By Chris Spears

DENVER (CBS4) – A relatively rare phenomenon was documented by two Colorado weather stations around midnight Thursday.

Its called a heat burst and it happened in both Akron and Yuma about an hour apart.

A heat burst occurs as a high-based thunderstorm, meaning the cloud base is several thousand feet off the ground, weakens and falls apart.

As that happens air that was inside the thunderstorm rushes out, almost like a big exhale.

If the air below the collapsing thunderstorm is extremely dry, any precipitation left inside the storm almost instantly evaporates, leaving a cold pocket of air briefly suspended in mid-air.

Because colder air is more dense that pocket rushes to the ground.

The sinking air undergoes a process called adiabatic warming as it descends through the very dry air, with the temperature increasing 10°C for every 1,000 meters of descent.

If this happens on top of a weather station the thermometer can record a rapid rise in temperature.

In Akron, the temperature at 10:30 pm was 68°F. It rose to 88°F by 11:45 pm and fell back to 70°F by 3 am.

In Yuma, the temperature was 64°F at 10:29pm, rose to 86°F by 12:49 am, and fell back to 63°F by 3:14 am.

Heat bursts are especially noticeable during the overnight hours.

Meteorologist Chris Spears travels weekly in the CBS4 Mobile Weather Lab reporting about Colorado’s weather and climate.
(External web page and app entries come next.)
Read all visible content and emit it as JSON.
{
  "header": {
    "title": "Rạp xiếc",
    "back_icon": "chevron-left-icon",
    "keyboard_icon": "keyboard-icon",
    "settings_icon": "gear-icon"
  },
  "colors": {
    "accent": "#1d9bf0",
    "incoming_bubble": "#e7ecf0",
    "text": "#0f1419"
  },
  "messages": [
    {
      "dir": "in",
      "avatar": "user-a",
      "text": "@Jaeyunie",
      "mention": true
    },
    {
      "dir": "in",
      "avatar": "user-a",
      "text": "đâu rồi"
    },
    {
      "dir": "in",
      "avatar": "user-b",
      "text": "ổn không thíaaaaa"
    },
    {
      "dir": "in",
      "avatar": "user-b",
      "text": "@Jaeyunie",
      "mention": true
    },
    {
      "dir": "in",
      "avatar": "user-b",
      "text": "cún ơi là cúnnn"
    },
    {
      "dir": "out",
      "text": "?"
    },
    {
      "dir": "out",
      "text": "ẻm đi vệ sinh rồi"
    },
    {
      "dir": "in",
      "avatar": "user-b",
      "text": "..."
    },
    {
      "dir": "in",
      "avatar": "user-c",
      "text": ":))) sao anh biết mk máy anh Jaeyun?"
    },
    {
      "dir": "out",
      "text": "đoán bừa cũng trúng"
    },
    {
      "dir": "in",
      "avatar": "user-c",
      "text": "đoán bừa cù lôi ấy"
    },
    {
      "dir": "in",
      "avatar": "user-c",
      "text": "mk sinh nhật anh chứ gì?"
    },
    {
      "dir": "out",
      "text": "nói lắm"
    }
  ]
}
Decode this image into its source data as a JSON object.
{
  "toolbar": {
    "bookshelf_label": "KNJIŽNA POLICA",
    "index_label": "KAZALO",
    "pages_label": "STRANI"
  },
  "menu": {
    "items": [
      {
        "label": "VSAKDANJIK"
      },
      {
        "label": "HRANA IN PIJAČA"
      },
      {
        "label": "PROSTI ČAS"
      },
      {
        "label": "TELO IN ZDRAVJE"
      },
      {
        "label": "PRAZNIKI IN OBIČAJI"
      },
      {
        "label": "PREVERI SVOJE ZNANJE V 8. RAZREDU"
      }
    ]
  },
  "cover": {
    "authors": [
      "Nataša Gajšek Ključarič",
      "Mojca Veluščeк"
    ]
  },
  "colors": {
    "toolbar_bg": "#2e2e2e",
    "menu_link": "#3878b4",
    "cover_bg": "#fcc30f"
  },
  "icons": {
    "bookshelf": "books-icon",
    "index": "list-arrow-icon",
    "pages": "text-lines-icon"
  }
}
Check out his bio, connect with him on Facebook or follow him on Twitter @ChrisCBS4.